What the task asks: Your task is to output all the records below, word for word.

Records supplied:
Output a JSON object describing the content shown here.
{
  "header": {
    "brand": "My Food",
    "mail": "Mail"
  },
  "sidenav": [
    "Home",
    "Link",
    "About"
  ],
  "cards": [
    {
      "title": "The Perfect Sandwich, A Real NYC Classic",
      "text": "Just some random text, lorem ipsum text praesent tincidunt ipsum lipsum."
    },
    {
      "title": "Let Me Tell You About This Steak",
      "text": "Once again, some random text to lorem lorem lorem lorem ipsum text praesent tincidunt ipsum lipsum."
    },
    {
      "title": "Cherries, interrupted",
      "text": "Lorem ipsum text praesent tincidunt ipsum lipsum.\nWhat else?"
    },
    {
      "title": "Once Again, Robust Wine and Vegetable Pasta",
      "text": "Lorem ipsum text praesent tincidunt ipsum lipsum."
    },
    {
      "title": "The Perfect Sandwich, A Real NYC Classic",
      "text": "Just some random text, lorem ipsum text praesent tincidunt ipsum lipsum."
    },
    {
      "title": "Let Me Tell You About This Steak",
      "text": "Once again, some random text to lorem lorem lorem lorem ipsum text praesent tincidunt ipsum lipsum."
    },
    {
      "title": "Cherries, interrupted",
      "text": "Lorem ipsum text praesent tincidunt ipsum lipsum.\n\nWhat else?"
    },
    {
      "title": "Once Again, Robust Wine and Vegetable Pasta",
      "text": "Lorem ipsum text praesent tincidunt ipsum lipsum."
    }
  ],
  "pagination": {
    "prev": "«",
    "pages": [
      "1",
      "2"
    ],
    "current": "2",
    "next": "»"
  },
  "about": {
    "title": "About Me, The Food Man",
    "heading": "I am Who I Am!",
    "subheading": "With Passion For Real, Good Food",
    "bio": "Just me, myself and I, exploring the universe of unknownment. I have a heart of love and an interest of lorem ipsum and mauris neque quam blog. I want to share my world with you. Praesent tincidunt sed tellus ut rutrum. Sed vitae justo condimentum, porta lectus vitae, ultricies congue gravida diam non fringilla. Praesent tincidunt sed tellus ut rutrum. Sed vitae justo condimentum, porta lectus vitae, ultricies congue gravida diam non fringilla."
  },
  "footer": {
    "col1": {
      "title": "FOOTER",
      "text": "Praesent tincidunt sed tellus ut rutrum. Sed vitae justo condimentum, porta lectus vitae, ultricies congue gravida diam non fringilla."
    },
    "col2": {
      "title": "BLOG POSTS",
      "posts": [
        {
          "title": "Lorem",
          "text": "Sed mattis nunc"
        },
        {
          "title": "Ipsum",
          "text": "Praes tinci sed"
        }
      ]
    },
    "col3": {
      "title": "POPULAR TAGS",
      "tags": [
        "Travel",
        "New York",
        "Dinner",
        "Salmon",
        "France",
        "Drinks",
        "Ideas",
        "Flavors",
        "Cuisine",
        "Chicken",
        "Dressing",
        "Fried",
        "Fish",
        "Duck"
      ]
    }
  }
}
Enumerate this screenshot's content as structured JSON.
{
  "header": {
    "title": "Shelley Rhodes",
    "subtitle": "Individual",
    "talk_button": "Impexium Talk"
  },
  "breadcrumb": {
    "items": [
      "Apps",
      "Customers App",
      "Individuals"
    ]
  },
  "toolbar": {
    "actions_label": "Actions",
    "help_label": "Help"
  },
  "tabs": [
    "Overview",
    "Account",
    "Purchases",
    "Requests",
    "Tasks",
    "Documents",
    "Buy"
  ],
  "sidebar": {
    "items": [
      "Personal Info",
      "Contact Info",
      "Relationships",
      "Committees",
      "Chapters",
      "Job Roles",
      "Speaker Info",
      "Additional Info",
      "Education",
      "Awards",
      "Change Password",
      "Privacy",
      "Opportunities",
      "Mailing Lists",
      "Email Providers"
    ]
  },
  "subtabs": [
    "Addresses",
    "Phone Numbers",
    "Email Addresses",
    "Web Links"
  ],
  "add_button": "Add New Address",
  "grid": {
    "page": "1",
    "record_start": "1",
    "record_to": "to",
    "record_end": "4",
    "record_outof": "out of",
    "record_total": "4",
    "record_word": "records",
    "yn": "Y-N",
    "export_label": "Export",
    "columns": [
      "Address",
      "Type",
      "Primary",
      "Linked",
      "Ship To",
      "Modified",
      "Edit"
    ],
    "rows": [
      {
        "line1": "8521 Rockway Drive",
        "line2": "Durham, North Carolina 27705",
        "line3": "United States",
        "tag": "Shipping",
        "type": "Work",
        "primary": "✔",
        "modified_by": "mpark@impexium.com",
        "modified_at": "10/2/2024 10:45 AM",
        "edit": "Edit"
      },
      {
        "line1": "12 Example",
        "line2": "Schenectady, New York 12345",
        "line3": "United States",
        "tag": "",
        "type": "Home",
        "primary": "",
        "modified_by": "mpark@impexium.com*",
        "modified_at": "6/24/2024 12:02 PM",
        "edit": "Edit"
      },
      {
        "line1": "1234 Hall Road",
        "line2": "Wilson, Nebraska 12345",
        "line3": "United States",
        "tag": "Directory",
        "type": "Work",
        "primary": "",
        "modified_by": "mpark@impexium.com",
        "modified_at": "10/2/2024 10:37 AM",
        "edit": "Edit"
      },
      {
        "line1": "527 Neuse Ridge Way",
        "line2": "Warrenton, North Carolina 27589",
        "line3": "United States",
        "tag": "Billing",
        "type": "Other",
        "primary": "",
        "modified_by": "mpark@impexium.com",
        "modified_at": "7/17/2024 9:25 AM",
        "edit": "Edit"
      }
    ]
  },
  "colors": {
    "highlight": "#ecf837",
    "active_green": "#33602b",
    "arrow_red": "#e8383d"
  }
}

Answer to this exercise:
Output a JSON object describing the content shown here.
{
  "header": {
    "brand": "My Food",
    "mail": "Mail"
  },
  "sidenav": [
    "Home",
    "Link",
    "About"
  ],
  "cards": [
    {
      "title": "The Perfect Sandwich, A Real NYC Classic",
      "text": "Just some random text, lorem ipsum text praesent tincidunt ipsum lipsum."
    },
    {
      "title": "Let Me Tell You About This Steak",
      "text": "Once again, some random text to lorem lorem lorem lorem ipsum text praesent tincidunt ipsum lipsum."
    },
    {
      "title": "Cherries, interrupted",
      "text": "Lorem ipsum text praesent tincidunt ipsum lipsum.\nWhat else?"
    },
    {
      "title": "Once Again, Robust Wine and Vegetable Pasta",
      "text": "Lorem ipsum text praesent tincidunt ipsum lipsum."
    },
    {
      "title": "The Perfect Sandwich, A Real NYC Classic",
      "text": "Just some random text, lorem ipsum text praesent tincidunt ipsum lipsum."
    },
    {
      "title": "Let Me Tell You About This Steak",
      "text": "Once again, some random text to lorem lorem lorem lorem ipsum text praesent tincidunt ipsum lipsum."
    },
    {
      "title": "Cherries, interrupted",
      "text": "Lorem ipsum text praesent tincidunt ipsum lipsum.\n\nWhat else?"
    },
    {
      "title": "Once Again, Robust Wine and Vegetable Pasta",
      "text": "Lorem ipsum text praesent tincidunt ipsum lipsum."
    }
  ],
  "pagination": {
    "prev": "«",
    "pages": [
      "1",
      "2"
    ],
    "current": "2",
    "next": "»"
  },
  "about": {
    "title": "About Me, The Food Man",
    "heading": "I am Who I Am!",
    "subheading": "With Passion For Real, Good Food",
    "bio": "Just me, myself and I, exploring the universe of unknownment. I have a heart of love and an interest of lorem ipsum and mauris neque quam blog. I want to share my world with you. Praesent tincidunt sed tellus ut rutrum. Sed vitae justo condimentum, porta lectus vitae, ultricies congue gravida diam non fringilla. Praesent tincidunt sed tellus ut rutrum. Sed vitae justo condimentum, porta lectus vitae, ultricies congue gravida diam non fringilla."
  },
  "footer": {
    "col1": {
      "title": "FOOTER",
      "text": "Praesent tincidunt sed tellus ut rutrum. Sed vitae justo condimentum, porta lectus vitae, ultricies congue gravida diam non fringilla."
    },
    "col2": {
      "title": "BLOG POSTS",
      "posts": [
        {
          "title": "Lorem",
          "text": "Sed mattis nunc"
        },
        {
          "title": "Ipsum",
          "text": "Praes tinci sed"
        }
      ]
    },
    "col3": {
      "title": "POPULAR TAGS",
      "tags": [
        "Travel",
        "New York",
        "Dinner",
        "Salmon",
        "France",
        "Drinks",
        "Ideas",
        "Flavors",
        "Cuisine",
        "Chicken",
        "Dressing",
        "Fried",
        "Fish",
        "Duck"
      ]
    }
  }
}
Enumerate this screenshot's content as structured JSON.
{
  "header": {
    "title": "Shelley Rhodes",
    "subtitle": "Individual",
    "talk_button": "Impexium Talk"
  },
  "breadcrumb": {
    "items": [
      "Apps",
      "Customers App",
      "Individuals"
    ]
  },
  "toolbar": {
    "actions_label": "Actions",
    "help_label": "Help"
  },
  "tabs": [
    "Overview",
    "Account",
    "Purchases",
    "Requests",
    "Tasks",
    "Documents",
    "Buy"
  ],
  "sidebar": {
    "items": [
      "Personal Info",
      "Contact Info",
      "Relationships",
      "Committees",
      "Chapters",
      "Job Roles",
      "Speaker Info",
      "Additional Info",
      "Education",
      "Awards",
      "Change Password",
      "Privacy",
      "Opportunities",
      "Mailing Lists",
      "Email Providers"
    ]
  },
  "subtabs": [
    "Addresses",
    "Phone Numbers",
    "Email Addresses",
    "Web Links"
  ],
  "add_button": "Add New Address",
  "grid": {
    "page": "1",
    "record_start": "1",
    "record_to": "to",
    "record_end": "4",
    "record_outof": "out of",
    "record_total": "4",
    "record_word": "records",
    "yn": "Y-N",
    "export_label": "Export",
    "columns": [
      "Address",
      "Type",
      "Primary",
      "Linked",
      "Ship To",
      "Modified",
      "Edit"
    ],
    "rows": [
      {
        "line1": "8521 Rockway Drive",
        "line2": "Durham, North Carolina 27705",
        "line3": "United States",
        "tag": "Shipping",
        "type": "Work",
        "primary": "✔",
        "modified_by": "mpark@impexium.com",
        "modified_at": "10/2/2024 10:45 AM",
        "edit": "Edit"
      },
      {
        "line1": "12 Example",
        "line2": "Schenectady, New York 12345",
        "line3": "United States",
        "tag": "",
        "type": "Home",
        "primary": "",
        "modified_by": "mpark@impexium.com*",
        "modified_at": "6/24/2024 12:02 PM",
        "edit": "Edit"
      },
      {
        "line1": "1234 Hall Road",
        "line2": "Wilson, Nebraska 12345",
        "line3": "United States",
        "tag": "Directory",
        "type": "Work",
        "primary": "",
        "modified_by": "mpark@impexium.com",
        "modified_at": "10/2/2024 10:37 AM",
        "edit": "Edit"
      },
      {
        "line1": "527 Neuse Ridge Way",
        "line2": "Warrenton, North Carolina 27589",
        "line3": "United States",
        "tag": "Billing",
        "type": "Other",
        "primary": "",
        "modified_by": "mpark@impexium.com",
        "modified_at": "7/17/2024 9:25 AM",
        "edit": "Edit"
      }
    ]
  },
  "colors": {
    "highlight": "#ecf837",
    "active_green": "#33602b",
    "arrow_red": "#e8383d"
  }
}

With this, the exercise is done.